#### [Problem to work on]
Lines holding the word "DISCO" must be located in the listing below and copied.

#### [Dataset entries]
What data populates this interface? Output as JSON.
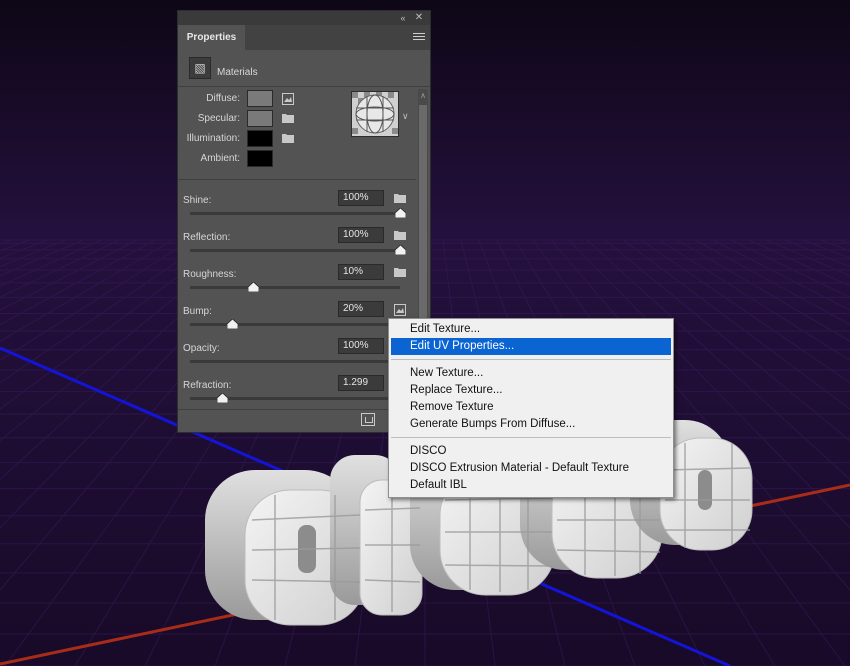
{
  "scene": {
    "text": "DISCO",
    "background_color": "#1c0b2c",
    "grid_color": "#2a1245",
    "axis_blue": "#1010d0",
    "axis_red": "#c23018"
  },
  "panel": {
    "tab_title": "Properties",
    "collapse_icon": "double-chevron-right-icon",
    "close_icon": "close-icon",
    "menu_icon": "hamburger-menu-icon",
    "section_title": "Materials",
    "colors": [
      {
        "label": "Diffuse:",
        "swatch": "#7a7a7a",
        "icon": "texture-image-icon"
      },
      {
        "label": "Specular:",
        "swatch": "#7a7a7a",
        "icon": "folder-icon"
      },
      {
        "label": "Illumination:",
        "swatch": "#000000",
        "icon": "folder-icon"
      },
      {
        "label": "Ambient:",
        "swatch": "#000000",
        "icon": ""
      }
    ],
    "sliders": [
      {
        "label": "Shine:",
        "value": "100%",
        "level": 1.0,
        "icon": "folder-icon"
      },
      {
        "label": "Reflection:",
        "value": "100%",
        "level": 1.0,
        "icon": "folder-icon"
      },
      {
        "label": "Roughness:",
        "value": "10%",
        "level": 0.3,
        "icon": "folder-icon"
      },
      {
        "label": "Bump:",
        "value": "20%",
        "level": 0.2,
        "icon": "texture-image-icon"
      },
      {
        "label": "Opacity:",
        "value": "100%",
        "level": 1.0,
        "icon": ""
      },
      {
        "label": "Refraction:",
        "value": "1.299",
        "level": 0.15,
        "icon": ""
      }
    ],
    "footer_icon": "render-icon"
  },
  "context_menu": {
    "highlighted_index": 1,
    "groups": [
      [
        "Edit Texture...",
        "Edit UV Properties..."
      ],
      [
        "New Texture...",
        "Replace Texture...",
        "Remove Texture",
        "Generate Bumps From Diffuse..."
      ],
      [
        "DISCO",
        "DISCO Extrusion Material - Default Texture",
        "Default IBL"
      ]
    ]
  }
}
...
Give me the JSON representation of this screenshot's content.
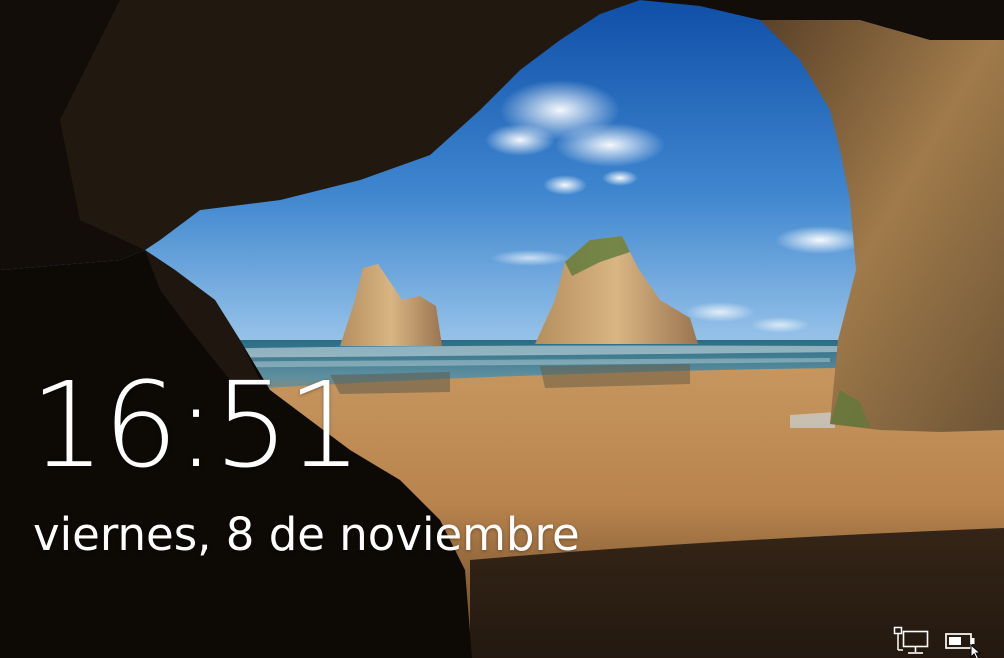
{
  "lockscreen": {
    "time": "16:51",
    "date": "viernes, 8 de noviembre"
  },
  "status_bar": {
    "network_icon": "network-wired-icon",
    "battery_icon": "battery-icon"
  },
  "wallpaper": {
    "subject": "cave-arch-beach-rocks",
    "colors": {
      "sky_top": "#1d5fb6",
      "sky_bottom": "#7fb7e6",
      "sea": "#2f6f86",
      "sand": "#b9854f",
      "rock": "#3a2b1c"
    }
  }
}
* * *
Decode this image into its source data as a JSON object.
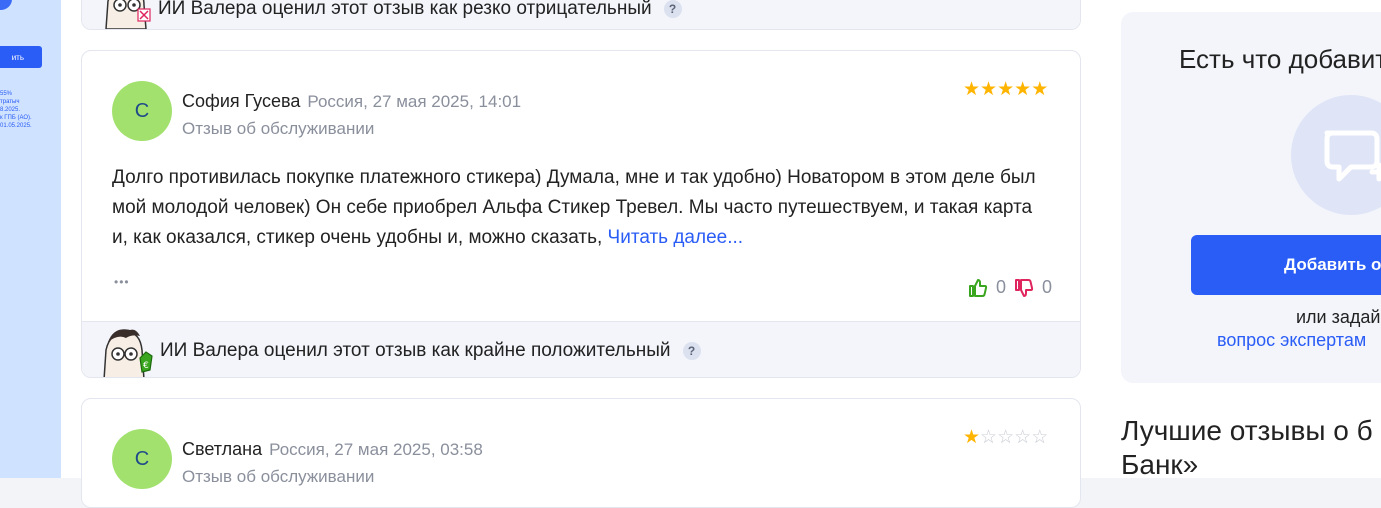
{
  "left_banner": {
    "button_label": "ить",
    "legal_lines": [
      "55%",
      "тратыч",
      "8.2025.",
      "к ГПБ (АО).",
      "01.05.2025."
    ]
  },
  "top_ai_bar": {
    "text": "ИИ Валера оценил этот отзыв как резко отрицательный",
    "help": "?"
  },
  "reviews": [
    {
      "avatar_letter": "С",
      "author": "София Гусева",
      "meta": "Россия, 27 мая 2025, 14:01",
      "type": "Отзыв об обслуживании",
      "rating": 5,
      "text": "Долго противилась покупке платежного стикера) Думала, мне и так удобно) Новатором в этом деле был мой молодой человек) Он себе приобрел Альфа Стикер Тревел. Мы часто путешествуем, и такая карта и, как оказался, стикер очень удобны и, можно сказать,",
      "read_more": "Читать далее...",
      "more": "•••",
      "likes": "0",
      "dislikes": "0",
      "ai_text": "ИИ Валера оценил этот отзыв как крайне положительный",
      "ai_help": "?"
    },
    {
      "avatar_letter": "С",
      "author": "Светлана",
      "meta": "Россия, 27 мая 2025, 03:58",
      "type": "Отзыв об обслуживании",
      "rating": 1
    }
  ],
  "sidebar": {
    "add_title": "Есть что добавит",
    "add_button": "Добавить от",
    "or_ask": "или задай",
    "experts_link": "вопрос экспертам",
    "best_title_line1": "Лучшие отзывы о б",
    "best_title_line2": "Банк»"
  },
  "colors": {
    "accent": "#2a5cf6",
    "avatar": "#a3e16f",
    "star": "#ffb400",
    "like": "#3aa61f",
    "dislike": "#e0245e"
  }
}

#### [Answer section]
    "text": "DISCO",
        "DISCO",
        "DISCO Extrusion Material - Default Texture",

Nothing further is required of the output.